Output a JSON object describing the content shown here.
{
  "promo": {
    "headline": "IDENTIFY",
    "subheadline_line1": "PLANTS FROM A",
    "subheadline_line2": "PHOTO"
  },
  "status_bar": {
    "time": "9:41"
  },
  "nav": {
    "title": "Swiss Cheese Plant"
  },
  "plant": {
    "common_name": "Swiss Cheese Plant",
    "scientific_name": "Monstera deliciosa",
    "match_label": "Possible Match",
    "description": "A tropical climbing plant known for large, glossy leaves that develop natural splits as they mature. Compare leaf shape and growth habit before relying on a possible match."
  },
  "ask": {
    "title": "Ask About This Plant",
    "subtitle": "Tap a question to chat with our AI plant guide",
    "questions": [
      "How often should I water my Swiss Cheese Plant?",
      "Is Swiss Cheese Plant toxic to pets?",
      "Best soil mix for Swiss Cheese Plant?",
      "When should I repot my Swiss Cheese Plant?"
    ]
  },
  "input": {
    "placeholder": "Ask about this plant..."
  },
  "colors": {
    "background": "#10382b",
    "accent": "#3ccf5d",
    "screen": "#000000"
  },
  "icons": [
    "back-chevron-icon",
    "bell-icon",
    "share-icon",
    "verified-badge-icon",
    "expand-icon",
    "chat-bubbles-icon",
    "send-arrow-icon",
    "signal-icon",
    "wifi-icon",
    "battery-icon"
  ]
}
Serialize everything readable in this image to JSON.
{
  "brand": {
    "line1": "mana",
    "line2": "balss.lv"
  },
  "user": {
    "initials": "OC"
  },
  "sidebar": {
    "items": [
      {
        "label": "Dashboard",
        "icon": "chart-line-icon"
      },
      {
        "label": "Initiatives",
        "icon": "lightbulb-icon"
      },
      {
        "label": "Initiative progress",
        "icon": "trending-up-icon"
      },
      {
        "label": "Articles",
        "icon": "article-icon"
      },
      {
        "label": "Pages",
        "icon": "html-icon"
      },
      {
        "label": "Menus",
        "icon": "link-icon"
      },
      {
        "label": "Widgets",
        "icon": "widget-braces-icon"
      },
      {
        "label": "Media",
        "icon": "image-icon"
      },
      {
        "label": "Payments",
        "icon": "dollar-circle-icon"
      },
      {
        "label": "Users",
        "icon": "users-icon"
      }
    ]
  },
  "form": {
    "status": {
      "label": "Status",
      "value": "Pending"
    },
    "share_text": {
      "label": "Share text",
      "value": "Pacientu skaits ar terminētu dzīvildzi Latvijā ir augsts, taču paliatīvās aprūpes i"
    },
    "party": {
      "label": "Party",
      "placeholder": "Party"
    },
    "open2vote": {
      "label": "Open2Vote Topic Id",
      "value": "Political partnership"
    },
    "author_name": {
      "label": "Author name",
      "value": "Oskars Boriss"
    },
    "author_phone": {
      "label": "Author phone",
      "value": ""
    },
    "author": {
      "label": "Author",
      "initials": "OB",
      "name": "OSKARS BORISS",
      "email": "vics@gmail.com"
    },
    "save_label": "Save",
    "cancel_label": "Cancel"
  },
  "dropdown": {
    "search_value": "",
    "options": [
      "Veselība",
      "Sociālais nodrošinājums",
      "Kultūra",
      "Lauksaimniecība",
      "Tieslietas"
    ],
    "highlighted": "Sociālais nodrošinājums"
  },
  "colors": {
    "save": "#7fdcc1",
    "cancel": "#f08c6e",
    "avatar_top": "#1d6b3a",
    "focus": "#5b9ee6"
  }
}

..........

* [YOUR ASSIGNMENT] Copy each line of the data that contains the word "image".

* [ANSWER TO THIS EXERCISE]
Serialize everything readable in this image to JSON.
        "icon": "image-icon"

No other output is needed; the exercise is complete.